Protesters broke into Libya's parliament in Tobruk on Friday evening and set a fire in front of the building to express their anger towards Libya's warring political parties.
According to a Reuters report published on Saturday, Libyan protesters has vowed to keep demonstrating until all the ruling elites quit power after rallies in most main cities on Friday culminated in a crowd storming the parliament building and torching parts of it.
Security forces protecting the parliament withdrew from the site, the witnesses added.
Demonstrations took place on Friday in Tobruk, Benghazi and some smaller towns over a failure of government.
Libya has been in chaos since the 2011 NATO-backed uprising that ousted Muammar Gaddafi. In 2014, it split between warring eastern and western factions before a peace process beginning in 2020 tried to knit the country back together.
However, after a scheduled election was halted in December, the eastern-based parliament said the interim unity government of Abdulhamid al-Dbeibah had expired and it appointed Fathi Bashagha to replace him.
Protesters held their biggest rally in Tripoli for years, chanting slogans against Libya's feuding political elites, and demonstrators blocked off roads in Benghazi and Misrata and set fire to government buildings in Sebha and Qarabuli.

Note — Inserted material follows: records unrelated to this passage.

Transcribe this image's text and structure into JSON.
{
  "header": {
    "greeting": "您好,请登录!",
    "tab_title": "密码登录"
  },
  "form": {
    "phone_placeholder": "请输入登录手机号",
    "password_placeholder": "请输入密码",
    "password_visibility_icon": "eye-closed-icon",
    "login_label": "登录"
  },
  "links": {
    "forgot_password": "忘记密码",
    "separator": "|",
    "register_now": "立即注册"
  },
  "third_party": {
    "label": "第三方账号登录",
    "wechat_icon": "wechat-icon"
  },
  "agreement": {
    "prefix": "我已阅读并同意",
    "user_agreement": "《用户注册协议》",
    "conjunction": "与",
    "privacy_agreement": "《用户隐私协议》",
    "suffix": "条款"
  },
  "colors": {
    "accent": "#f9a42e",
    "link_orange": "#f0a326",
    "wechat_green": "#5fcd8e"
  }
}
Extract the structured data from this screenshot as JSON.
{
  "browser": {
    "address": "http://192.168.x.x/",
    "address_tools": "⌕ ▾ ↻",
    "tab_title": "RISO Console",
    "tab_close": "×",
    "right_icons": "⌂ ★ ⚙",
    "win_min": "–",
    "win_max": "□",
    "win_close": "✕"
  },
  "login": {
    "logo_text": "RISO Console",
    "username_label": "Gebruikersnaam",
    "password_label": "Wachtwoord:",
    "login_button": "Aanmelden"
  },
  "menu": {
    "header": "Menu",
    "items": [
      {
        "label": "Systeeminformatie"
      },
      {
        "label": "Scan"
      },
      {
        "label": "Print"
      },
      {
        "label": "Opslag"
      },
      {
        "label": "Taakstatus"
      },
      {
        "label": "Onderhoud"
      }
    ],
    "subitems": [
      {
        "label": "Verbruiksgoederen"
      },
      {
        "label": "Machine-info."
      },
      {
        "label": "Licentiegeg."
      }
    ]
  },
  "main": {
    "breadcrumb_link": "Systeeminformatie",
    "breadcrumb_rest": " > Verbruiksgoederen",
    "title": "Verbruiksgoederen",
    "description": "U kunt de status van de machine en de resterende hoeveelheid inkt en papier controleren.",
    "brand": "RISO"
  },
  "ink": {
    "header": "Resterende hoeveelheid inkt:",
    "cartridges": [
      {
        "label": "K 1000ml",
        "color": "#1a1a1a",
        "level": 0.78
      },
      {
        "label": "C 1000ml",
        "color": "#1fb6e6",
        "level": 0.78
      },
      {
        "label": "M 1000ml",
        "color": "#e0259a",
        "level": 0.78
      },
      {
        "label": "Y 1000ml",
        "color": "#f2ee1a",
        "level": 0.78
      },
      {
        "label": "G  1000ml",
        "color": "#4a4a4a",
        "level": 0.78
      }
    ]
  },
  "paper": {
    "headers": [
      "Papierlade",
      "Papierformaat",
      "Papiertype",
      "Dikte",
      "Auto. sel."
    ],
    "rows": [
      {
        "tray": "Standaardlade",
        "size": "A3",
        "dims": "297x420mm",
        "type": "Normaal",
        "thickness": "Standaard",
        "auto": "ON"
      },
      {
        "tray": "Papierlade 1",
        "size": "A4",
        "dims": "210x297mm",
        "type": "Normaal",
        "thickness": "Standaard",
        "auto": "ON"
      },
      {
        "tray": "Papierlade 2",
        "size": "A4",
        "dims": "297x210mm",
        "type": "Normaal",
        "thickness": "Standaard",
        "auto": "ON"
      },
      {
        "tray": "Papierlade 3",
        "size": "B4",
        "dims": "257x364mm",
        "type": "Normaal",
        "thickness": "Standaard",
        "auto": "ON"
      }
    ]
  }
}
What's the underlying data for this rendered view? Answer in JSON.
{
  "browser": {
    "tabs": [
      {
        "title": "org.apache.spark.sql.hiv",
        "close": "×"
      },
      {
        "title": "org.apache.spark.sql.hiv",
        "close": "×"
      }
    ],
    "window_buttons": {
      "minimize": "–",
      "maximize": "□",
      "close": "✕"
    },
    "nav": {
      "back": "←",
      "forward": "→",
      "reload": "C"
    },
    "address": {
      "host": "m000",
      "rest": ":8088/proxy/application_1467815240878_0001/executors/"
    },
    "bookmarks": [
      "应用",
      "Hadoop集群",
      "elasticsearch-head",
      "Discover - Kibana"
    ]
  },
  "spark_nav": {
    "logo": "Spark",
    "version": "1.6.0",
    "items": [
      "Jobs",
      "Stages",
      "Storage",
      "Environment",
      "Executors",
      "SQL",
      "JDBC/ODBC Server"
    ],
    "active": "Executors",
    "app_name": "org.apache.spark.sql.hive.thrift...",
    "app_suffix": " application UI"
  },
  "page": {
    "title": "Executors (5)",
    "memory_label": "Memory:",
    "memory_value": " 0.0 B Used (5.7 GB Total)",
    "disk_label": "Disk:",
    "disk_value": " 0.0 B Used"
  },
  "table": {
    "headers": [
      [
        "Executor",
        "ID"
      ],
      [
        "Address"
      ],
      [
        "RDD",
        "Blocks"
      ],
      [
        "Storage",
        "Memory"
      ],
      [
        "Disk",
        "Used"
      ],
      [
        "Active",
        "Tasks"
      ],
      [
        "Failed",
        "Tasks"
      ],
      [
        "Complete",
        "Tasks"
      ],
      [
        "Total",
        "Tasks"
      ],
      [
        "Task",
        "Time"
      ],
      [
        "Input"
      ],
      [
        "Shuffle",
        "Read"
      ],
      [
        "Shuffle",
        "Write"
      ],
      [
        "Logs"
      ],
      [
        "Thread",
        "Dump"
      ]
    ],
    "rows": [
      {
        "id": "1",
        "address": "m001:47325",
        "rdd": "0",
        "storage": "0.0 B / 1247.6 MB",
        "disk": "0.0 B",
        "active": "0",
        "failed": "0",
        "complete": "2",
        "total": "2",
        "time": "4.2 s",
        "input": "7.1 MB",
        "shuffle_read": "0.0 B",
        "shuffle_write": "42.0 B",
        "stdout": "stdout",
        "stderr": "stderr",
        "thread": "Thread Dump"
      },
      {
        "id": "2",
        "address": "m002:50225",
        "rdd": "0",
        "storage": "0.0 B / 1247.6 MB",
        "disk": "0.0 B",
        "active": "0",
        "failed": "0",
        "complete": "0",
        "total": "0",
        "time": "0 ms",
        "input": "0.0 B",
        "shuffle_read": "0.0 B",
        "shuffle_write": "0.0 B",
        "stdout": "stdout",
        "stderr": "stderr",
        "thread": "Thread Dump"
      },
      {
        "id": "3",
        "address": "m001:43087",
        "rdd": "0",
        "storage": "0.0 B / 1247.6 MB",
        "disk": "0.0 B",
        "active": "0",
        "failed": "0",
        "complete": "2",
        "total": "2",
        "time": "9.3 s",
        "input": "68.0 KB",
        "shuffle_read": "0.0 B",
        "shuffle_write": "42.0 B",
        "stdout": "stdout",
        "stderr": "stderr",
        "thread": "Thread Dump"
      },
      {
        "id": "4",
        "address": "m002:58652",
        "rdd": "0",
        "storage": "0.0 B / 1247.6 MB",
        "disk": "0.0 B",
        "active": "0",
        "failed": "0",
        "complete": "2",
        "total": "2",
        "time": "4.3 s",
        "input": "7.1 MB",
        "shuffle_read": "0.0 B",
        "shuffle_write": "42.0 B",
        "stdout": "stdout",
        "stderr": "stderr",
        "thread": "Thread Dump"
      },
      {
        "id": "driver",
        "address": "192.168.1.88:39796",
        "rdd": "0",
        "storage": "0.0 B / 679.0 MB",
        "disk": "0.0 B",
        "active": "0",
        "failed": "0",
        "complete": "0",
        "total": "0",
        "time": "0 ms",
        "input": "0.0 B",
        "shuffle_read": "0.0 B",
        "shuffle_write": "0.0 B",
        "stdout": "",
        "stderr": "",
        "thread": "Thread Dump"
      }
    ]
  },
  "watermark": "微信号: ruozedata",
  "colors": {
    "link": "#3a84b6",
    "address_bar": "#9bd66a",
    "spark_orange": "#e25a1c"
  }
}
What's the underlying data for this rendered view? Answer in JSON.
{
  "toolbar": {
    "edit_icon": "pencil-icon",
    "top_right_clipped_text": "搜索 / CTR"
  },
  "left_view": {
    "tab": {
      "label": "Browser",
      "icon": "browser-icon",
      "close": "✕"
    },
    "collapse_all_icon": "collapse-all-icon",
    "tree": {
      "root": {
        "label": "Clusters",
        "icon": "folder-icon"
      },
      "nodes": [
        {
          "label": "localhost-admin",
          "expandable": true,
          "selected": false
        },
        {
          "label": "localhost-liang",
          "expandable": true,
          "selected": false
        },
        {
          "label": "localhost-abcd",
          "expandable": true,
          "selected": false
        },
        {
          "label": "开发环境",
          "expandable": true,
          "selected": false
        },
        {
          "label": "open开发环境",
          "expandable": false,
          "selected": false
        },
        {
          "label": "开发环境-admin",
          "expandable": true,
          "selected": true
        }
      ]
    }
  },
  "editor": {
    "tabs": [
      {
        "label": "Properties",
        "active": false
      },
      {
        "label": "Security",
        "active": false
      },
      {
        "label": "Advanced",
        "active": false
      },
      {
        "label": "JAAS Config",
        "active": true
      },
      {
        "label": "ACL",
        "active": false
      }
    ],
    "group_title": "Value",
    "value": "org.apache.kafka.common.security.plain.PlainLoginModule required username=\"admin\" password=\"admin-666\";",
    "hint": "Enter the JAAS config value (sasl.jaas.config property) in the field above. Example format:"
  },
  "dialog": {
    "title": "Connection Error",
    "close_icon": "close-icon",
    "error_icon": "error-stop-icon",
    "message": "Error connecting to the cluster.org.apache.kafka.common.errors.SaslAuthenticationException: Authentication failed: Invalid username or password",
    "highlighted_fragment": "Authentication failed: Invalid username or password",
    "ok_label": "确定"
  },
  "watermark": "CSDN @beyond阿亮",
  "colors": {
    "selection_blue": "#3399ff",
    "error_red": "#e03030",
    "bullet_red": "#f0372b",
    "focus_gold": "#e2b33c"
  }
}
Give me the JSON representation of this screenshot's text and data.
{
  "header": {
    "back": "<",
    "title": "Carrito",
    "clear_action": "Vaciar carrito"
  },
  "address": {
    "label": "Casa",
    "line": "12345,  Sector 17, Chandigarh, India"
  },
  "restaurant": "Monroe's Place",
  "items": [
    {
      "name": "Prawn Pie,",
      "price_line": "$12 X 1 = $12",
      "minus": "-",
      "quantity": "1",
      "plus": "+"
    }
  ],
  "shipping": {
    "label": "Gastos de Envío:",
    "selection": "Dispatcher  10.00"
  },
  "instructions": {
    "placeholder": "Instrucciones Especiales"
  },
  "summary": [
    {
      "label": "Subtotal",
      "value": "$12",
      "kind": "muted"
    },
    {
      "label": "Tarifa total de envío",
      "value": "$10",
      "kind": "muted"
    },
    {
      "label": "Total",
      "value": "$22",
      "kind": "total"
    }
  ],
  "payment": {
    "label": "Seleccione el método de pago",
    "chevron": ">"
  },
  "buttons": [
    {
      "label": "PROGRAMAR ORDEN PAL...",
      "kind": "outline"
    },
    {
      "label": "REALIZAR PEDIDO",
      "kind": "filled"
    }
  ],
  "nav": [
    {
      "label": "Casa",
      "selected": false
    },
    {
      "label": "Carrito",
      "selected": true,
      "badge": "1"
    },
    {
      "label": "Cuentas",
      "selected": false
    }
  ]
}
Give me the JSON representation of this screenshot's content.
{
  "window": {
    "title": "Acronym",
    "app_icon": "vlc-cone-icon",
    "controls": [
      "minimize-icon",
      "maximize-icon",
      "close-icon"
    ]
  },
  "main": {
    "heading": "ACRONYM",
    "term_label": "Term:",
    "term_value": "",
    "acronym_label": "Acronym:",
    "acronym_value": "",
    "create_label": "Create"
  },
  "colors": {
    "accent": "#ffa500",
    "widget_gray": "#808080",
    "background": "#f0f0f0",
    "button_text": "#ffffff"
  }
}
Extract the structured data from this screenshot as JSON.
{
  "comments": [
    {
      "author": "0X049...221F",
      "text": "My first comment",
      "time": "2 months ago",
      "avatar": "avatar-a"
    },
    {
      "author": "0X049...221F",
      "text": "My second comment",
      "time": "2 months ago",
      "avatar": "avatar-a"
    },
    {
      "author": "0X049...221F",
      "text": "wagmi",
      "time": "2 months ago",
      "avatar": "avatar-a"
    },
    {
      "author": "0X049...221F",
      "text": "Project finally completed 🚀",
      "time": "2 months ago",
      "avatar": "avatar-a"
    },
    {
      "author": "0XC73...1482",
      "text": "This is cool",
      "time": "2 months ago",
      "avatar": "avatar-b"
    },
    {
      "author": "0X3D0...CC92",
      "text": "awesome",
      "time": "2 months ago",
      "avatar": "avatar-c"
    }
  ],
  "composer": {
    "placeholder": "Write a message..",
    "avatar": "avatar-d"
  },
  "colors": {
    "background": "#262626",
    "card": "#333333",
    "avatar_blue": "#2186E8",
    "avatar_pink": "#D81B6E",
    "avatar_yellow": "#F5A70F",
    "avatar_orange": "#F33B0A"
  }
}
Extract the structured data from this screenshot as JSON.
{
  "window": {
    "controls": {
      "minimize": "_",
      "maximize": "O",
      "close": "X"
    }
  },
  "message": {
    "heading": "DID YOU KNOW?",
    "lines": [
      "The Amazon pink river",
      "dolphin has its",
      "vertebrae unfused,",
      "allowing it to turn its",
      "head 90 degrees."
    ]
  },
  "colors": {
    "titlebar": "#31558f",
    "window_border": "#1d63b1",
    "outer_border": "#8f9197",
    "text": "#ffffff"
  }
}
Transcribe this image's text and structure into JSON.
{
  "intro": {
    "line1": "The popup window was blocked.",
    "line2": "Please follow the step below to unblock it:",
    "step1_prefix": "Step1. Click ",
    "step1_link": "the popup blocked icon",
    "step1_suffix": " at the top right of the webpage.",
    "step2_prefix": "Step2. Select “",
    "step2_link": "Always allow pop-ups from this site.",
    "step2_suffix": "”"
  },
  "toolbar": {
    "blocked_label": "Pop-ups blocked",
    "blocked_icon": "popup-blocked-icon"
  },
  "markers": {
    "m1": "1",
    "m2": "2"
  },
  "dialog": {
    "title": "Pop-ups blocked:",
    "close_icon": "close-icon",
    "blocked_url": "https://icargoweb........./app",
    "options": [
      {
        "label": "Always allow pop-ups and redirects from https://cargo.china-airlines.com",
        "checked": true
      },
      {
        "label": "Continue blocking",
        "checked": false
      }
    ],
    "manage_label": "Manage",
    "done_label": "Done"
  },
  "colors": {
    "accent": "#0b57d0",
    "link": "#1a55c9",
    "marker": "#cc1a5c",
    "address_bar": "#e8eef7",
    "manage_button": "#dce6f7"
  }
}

"We affirm our determination to continue the path of peaceful demonstration until the last breath to achieve our goals," the Beltrees youth movement, which is mostly focused on online activism over living conditions and was behind calls for protests in 2020, said via social media.
It said it would occupy city streets and squares until all the ruling political bodies "announce their resignation in public".
The fact that protests are happening across the country shows the growing frustration of Libyans on both sides of the main political dividing line between eastern and western factions that were at war for years.
Scheduled national elections collapsed in December, leading rival political factions into a standoff over control of government that has pushed Libya back towards conflict while public services have deteriorated.
After the failed election, the eastern-based House of Representatives parliament said the interim government of Abdulhamid al-Dbeibah in Tripoli was no longer valid and appointed Fathi Bashagha as prime minister.
Dbeibah has refused to cede power, however, and another legislative body, the High State Council (HSC), has rejected the parliament's moves. The parliament and HSC leaders held talks in Geneva this week but made no breakthrough.
Friday's protests were initially called over chronic power cuts.
Dbeibah said late on Friday that all Libya's political institutions should quit and hold elections, something most political leaders have said for years without making the compromises needed for a vote.
Parliament speaker Aguila Saleh condemned "acts of sabotage" in the protesters' attack on the parliament building in Tobruk, saying it was punishable by law.
United Nations Libya mission chief Stephanie Williams said protests were a clarion call for political classes to put their differences aside and hold elections.